We also recognize that transformation does not happen overnight, and we want to be in for the long haul with folks who are innovating and growing this field. When we signal early on that we are committed for many years, we change the quality of the conversation from one-way power to a two-way dynamic about what we are learning: a true dialogue. And we recognize that longer grant terms allow for innovation and experimentation within the organizations who are anchoring practice for the field and responding to the needs of their communities. 

  •     We will start 5-year partnerships with a set of core grantees that embody the principles in this framework. Again and again, we hear that multi-year grants are the best tool we have as funders for building trust, centering relationship, and truly supporting the vision for social transformation we share with grantees. 


Baseline Criteria for New Grantees (in addition to alignment with the above):


  •     Organizations that are both deep in practice and more established so that their staffing, financial systems, programs, vision of building power, and solvency are not a question at the outset.  
  •     Budget size: We aim to support organizations with annual budget sizes of (approximately) $5M or less.
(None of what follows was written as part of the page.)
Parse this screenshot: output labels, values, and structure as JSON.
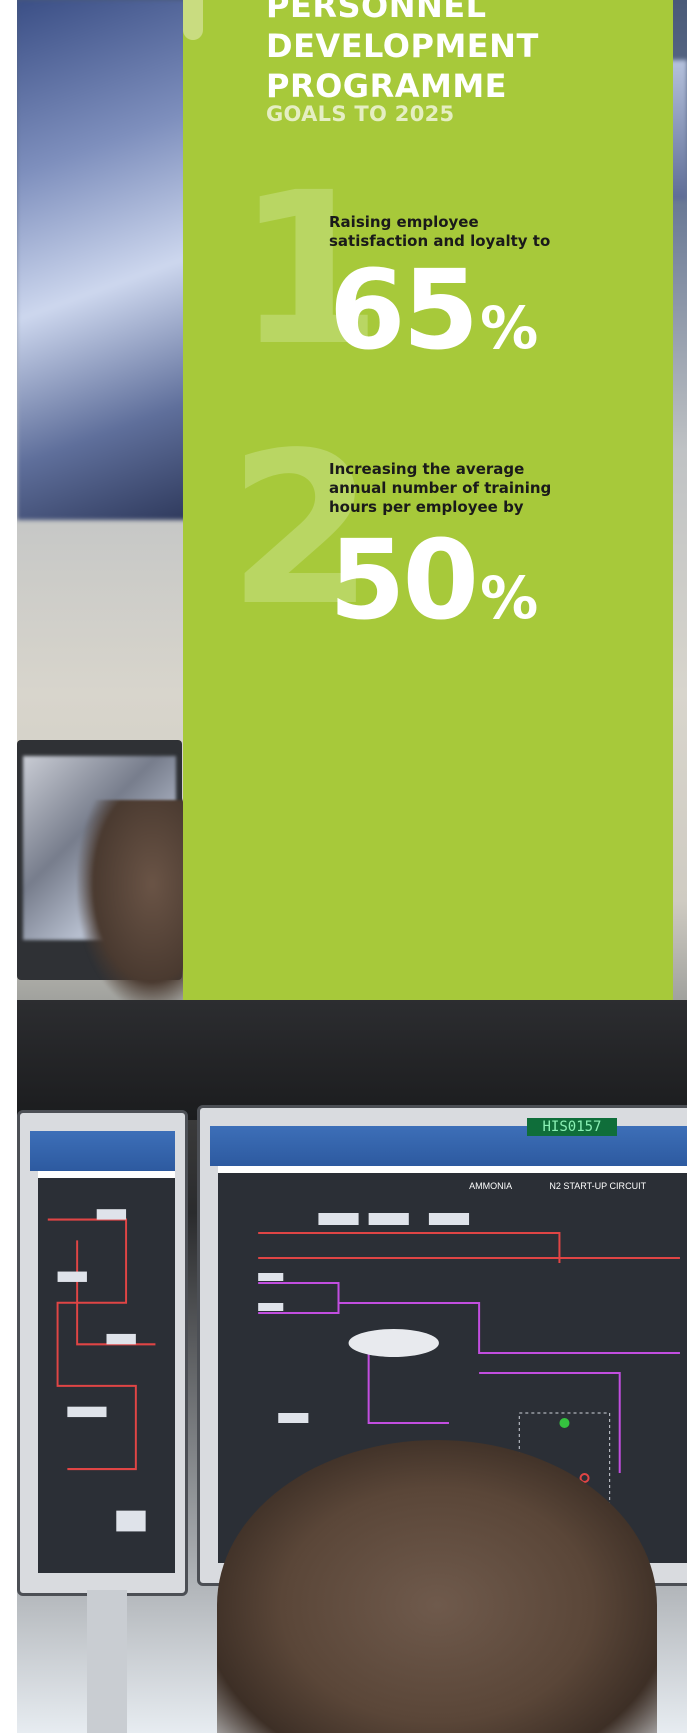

Because of our relatively small grantmaking budget, we believe we can make the most impact with our dollars by supporting small to medium-sized groups. 
  •     Keeping our core set of grantees within an overall 1:3 ratio of intermediaries to frontline groups. This is a suggestion from our advisors, in recognition of the fact that frontline grassroots organizations are where practice is rooted, evolving, and spreading in the service of progressive change. When we support intermediaries (i.e. leadership development and transformative training organizations), we fund only those that are working directly with frontline groups to help them integrate awareness practices into their work. 
  •     While not necessary, we are interested in groups that may have investable projects and can articulate how this is connected to their vision of transformative change and building power. 




[1] A racial justice lens brings into view the confrontation of power, the redistribution of resources, and the systemic transformation necessary for real change.
[2] Just Transition is a vision-led, unifying and place-based set of principles, processes, and practices that build economic and political power to shift from an extractive economy to a regenerative economy. This means approaching production and consumption cycles holistically and waste-free. The transition itself must be just and equitable; redressing past harms and creating new relationships of power for the future through reparations. If the process of transition is not just, the outcome will never be. Just Transition describes both where we are going and how we get there. (from Movement Generation)